U.S. Paralympics Sno... Features Adaptive Action Spor...

Adaptive Action Sports Creates No Limits Zone For Disabled Athletes

By Stephen Kerr | Nov. 22, 2021, 12:43 p.m. (ET)

A snowboard athlete participates in one of Adaptive Action Sports' programs. (Photo courtesy of Adaptive Action Sports)

All too often, people with disabilities are told “you can’t,” especially when it comes to competing in sports.

 

Adaptive Action Sports has a completely different view. Founded in 2005 by Dan Gale and his wife, three-time Paralympic medalist Amy Purdy, AAS provides action sports and recreation programs and high-level snowboard training for disabled youth, adults and wounded veterans.

 

The goal is to enrich the lives of participants and spectators alike and create a realization that there are no limits to what can be achieved.

 

“We adopt that mantra that you can achieve what you want,” explained Gale, who was born in Phoenix but grew up in Washington, D.C. “You can set goals that are smart and that are attainable. Certainly, that’s a big piece of our culture.”

 

Gale spent a lot of time outdoors as a kid. His father, an avid skier, introduced his son to the sport, and Dan remembers going with his father to Copper Mountain, Colorado, which is now AAS’ base of operations.

 

“I came full circle,” Gale said.

 

Since AAS was the first of its kind when it started, there were some growing pains. When consulting other organizations, Gale was often told to stick to more “traditional” sports like cycling, swimming and running. But he and Purdy stuck to their plan.

 

“We are action sports enthusiasts,” Gale said. “We both skateboard and snowboard and mountain bike. Those are the sports we related to, so we knew we wanted to move forward in that direction.”

 

AAS teaches skateboarding and snowboarding, along with skill development, camaraderie and activities to build a disabled individual’s self-esteem. Gale has a staff of two 200-level coaches, one 300-level staff member, and four volunteers certified for training. Instructors are trained to work with all ages and skill levels. Whether striving to become a member of the U.S. Paralympic Team or take up the sport for fun, AAS has something for everyone’s skill level. Many athletes end up becoming mentors, supporting new athletes as they come along.

 

Prospective athletes are initially given an intake form to complete, and are taken out for a few days to a week for an assessment. The main objective, Gale explains, is to get them on a board and have fun moving down a hill.

 

“They’ve really got to spend some time training and learning the fundamentals of snowboarding,” Gale said. “Then we encourage them to join into a USASA slalom or giant slalom competition, which is flat, no features on the snow. It’s just around the gates.”

 

After a season of training under their belt, athletes are slotted into snowboardcross. The following season, they usually compete in banked slalom and snowboardcross competitions before acquiring their classification.
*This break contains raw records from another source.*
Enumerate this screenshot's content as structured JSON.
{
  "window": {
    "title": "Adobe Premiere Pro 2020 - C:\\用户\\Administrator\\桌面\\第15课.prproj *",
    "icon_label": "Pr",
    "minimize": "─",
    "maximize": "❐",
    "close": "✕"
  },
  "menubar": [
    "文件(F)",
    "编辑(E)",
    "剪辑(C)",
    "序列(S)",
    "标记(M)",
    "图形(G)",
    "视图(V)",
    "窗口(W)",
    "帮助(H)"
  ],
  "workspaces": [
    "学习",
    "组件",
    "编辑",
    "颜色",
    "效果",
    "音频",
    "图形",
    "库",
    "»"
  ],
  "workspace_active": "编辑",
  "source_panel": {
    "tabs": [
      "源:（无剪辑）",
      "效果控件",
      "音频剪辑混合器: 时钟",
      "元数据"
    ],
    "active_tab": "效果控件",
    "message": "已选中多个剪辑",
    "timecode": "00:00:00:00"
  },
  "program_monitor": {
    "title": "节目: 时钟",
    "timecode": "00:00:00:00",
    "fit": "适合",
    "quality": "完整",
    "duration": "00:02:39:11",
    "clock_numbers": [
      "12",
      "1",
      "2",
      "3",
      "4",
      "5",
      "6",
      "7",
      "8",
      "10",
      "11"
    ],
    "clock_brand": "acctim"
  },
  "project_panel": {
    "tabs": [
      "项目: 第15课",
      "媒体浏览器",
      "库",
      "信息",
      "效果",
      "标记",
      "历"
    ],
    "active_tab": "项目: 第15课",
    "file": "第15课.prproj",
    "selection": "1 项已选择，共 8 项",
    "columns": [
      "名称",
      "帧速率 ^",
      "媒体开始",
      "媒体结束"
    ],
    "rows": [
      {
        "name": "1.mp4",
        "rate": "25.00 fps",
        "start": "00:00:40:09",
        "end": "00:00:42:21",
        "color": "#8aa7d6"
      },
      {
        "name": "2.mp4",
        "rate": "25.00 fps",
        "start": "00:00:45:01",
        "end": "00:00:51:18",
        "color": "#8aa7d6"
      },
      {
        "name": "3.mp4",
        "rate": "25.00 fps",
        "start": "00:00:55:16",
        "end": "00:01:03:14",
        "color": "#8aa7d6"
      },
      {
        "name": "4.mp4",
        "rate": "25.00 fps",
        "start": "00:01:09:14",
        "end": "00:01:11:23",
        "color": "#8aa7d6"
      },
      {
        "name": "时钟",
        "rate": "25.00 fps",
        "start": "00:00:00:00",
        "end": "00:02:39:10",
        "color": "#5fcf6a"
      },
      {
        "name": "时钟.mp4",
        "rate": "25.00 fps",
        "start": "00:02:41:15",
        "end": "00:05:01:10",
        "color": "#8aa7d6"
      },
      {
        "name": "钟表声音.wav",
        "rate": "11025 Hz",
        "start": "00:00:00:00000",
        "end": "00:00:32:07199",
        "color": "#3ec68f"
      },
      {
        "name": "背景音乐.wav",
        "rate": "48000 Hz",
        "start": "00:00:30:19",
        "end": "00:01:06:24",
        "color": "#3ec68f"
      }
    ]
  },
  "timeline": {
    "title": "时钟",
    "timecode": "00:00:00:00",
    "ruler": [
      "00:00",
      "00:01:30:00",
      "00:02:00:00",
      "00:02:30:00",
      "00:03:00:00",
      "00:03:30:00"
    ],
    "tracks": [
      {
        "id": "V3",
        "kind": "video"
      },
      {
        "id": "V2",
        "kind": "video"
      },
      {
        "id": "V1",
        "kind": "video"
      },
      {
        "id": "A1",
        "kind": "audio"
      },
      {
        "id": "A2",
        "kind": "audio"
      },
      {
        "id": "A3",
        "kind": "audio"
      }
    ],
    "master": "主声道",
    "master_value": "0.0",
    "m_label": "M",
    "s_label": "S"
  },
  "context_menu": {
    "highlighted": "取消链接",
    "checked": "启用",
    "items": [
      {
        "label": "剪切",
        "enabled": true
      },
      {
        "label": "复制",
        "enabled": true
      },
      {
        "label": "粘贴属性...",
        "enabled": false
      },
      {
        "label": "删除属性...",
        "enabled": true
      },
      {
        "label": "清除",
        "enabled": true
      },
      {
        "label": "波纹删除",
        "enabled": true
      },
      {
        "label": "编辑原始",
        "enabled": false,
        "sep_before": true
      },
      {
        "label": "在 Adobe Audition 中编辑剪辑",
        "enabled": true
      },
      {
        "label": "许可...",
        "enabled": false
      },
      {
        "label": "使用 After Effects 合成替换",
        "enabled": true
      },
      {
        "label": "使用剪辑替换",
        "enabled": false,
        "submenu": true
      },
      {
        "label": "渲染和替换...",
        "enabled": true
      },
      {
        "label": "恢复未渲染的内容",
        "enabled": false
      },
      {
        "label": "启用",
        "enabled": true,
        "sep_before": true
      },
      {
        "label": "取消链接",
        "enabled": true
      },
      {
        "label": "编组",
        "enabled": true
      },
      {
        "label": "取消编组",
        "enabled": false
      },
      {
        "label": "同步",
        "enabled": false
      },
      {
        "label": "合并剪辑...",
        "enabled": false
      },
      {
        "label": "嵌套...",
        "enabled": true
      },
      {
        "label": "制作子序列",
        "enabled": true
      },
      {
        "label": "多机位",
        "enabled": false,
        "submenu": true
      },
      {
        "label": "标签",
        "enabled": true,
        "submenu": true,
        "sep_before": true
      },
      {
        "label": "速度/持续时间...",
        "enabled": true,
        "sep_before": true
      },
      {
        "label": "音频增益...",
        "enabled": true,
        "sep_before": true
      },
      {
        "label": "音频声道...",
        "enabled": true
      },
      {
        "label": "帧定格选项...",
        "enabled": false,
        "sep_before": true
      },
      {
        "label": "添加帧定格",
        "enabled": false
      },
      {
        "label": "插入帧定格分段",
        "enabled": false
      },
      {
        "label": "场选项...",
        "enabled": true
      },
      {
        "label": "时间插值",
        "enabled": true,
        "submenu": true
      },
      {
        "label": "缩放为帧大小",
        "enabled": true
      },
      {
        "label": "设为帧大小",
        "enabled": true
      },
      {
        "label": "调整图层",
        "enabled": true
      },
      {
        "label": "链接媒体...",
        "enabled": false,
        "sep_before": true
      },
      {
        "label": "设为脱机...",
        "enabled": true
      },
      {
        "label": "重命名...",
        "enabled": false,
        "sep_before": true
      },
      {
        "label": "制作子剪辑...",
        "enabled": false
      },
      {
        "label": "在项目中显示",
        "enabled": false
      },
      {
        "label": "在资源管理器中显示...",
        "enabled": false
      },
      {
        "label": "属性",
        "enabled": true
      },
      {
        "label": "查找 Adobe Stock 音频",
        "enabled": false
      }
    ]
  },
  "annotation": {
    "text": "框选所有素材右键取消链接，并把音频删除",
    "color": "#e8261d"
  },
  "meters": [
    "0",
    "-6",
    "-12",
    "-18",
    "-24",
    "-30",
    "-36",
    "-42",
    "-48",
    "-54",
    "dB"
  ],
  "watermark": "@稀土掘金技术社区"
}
Next comes Para snowboard competition at the IPC level.

 

“A lot of it is being dedicated enough to spend the time needed to progress, like any sport or anything we do in life,” Gale explained. “You’ve got to practice and put the time in to achieve success.”

 

For athletes traveling in from other states, AAS assists in cutting down their expenses as much as possible, typically through lift tickets, equipment rental and occasionally coaching fees.

 

“We try and cut things about in half,” Gale said. “That’s all the way through from somebody who’s just learning to snowboard to our elite level trainees.”

 

Gale has worked with approximately 10 Paralympians, and current national team member Zach Miller resides at Dan and Amy’s home. At the Team USA Media Summit, held virtually in October, Miller was asked to name a person who has impacted his journey. He didn’t hesitate in naming Gale, who is his development coach and the one who brought him to his first world cup.

 

“This dude has full-on adopted me,” Miller said with a chuckle. “I’m pretty much his son now. He’s my second dad; he’s my mountain dad … He’s introduced me to all the things that have turned me into the person that I am and into the athlete that I am.”

 

For Gale and Purdy, nothing compares to seeing athletes having fun and fulfilling their dreams through snowboarding.

 

“That’s what keeps me going,” Gale said. “Working with somebody, watching them grow and flourish and achieving their dreams, that’s what keeps both Amy and I doing what we do. It feels amazing, it feels fantastic to give back to the action sports community, but also to the adaptive community. It’s an underserved community, but so deserving of inclusion. That’s a lot of the motivation for what we do too.”

 

To find out more about Adaptive Action Sports or to enroll in one of its programs, visit their website, or email them at info@adacs.org.

Stephen Kerr

Stephen Kerr is a freelance journalist and newsletter publisher based in Austin, Texas. He is a contributor to USParaSnowboarding.org on behalf of Red Line Editorial, Inc. You can follow him on Twitter @smkwriter1.